'Allah is Not Obliged' is the relentlessly brutal but nonetheless hilariously acerbic sixth novel originally written in French by Ivorian writer Ahmao'Allah is Not Obliged' is the relentlessly brutal but nonetheless hilariously acerbic sixth novel originally written in French by Ivorian writer Ahmaodou Kourouma, whose central conceit is that it is written as the first-person account of a child soldier who has travelled through West Africa, principally in Liberia and Sierra Leone and now finds himself with a stack of dictionaries and some paper.
Kourouma's narrator, Birahima, has a narrative voice full of such wit and mockery for the sheer horrors (and there are horrors, let me tell you) of civil and tribal war that the novel almost seems as if it's going to be a masterpiece along the lines of 'Catch 22' or 'Slaughterhouse Five' but is utterly betrayed by a small portion of the novel when Kourouma intrudes on the text with historical and political asides, though admittedly necessary for a Western audience, were pulled off with such disregard for the mechanics of the text he had already set up that they act almost as bayonet wounds. If the central conceit of this novel is that it is being written by a child soldier, then it follows that it is impossible to suspend disbelief when said child soldier starts ranting about the history and politics of Liberia and Sierra Leone in the way an educated Ivorian adult would.
The other flaw is that Birahima's frequent dashes to a dictionary work sometimes (especially when he uses them for a bitter joke, see: his definition of peacekeepers) they do break up the prose a little too much and become rather repetitive.

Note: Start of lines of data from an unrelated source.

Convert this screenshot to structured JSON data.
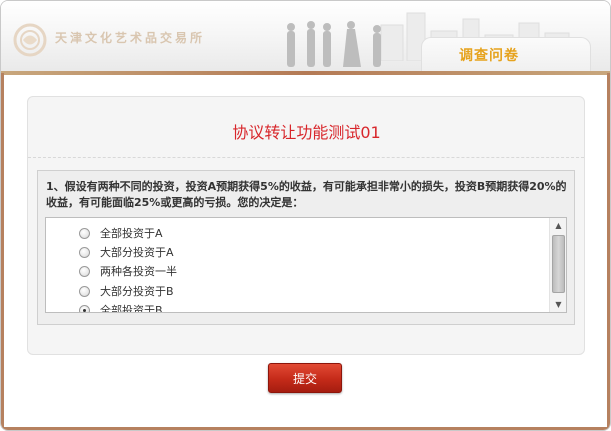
{
  "header": {
    "brand": "天津文化艺术品交易所",
    "tab_label": "调查问卷"
  },
  "panel": {
    "title": "协议转让功能测试01"
  },
  "question": {
    "text": "1、假设有两种不同的投资，投资A预期获得5%的收益，有可能承担非常小的损失，投资B预期获得20%的收益，有可能面临25%或更高的亏损。您的决定是：",
    "options": [
      "全部投资于A",
      "大部分投资于A",
      "两种各投资一半",
      "大部分投资于B",
      "全部投资于B"
    ],
    "selected_index": 4
  },
  "scrollbar": {
    "up_icon": "▲",
    "down_icon": "▼"
  },
  "actions": {
    "submit_label": "提交"
  },
  "colors": {
    "title": "#d8262b",
    "tab_label": "#e6a31e",
    "submit": "#c42a19"
  }
}
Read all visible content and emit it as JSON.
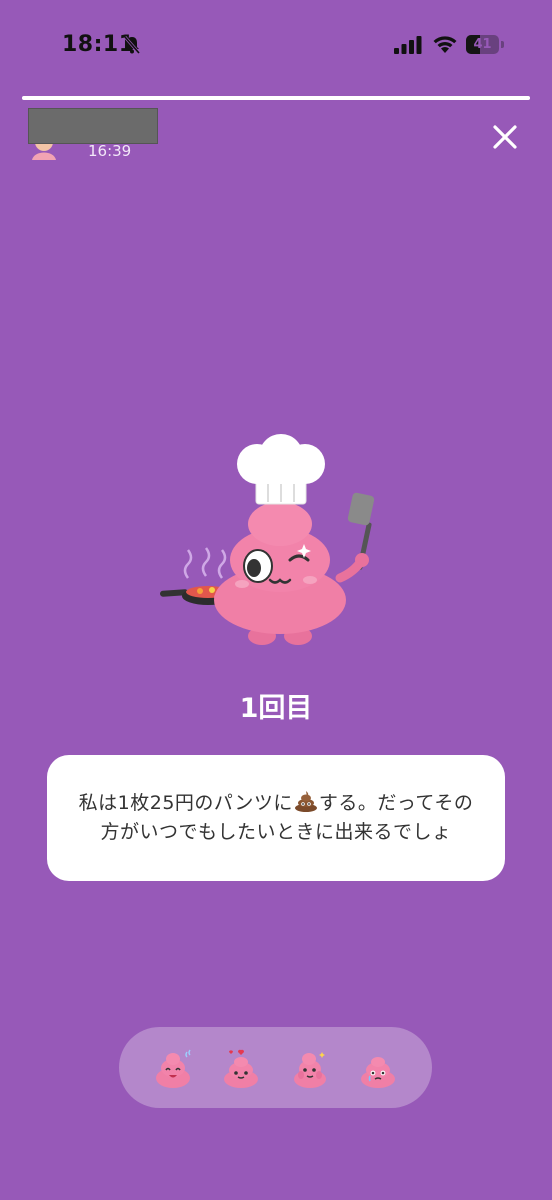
{
  "status_bar": {
    "time": "18:11",
    "battery": "41",
    "battery_level": 0.41
  },
  "story": {
    "progress": 1.0,
    "posted_time": "16:39",
    "count_label": "1回目",
    "message_before": "私は1枚25円のパンツに",
    "message_after": "する。だってその方がいつでもしたいときに出来るでしょ",
    "message_emoji": "poop-emoji"
  },
  "reactions": [
    {
      "icon": "poop-laugh-icon"
    },
    {
      "icon": "poop-love-icon"
    },
    {
      "icon": "poop-blush-icon"
    },
    {
      "icon": "poop-cry-icon"
    }
  ],
  "colors": {
    "background": "#9759b8",
    "mascot_pink": "#f07fa6",
    "bubble": "#ffffff"
  }
}
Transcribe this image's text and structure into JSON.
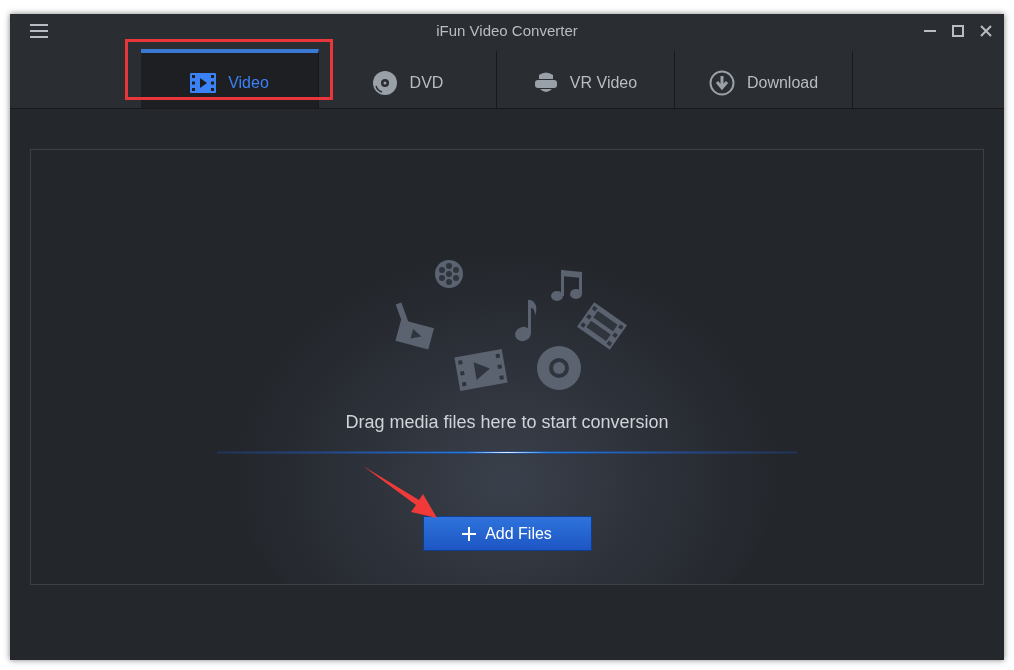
{
  "window": {
    "title": "iFun Video Converter"
  },
  "tabs": [
    {
      "label": "Video",
      "kind": "video",
      "selected": true
    },
    {
      "label": "DVD",
      "kind": "disc",
      "selected": false
    },
    {
      "label": "VR Video",
      "kind": "vr",
      "selected": false
    },
    {
      "label": "Download",
      "kind": "download",
      "selected": false
    }
  ],
  "drop_zone": {
    "message": "Drag media files here to start conversion",
    "button": "Add Files"
  }
}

On the other hand the usage of repetition at times also lends credence to the idea that this novel approaches 'Catch 22' or 'Slaughterhouse Five' and honestly I enjoyed 'Allah is Not Obliged' almost in the same way I did them. Unfortunately Kourouma snatches defeat from the jaws of victory with a novel which has one really deep flaw and a real need to be far more expanded (which would have happened if Kourouma had finished the sequel before he died) to achieve that level of greatness.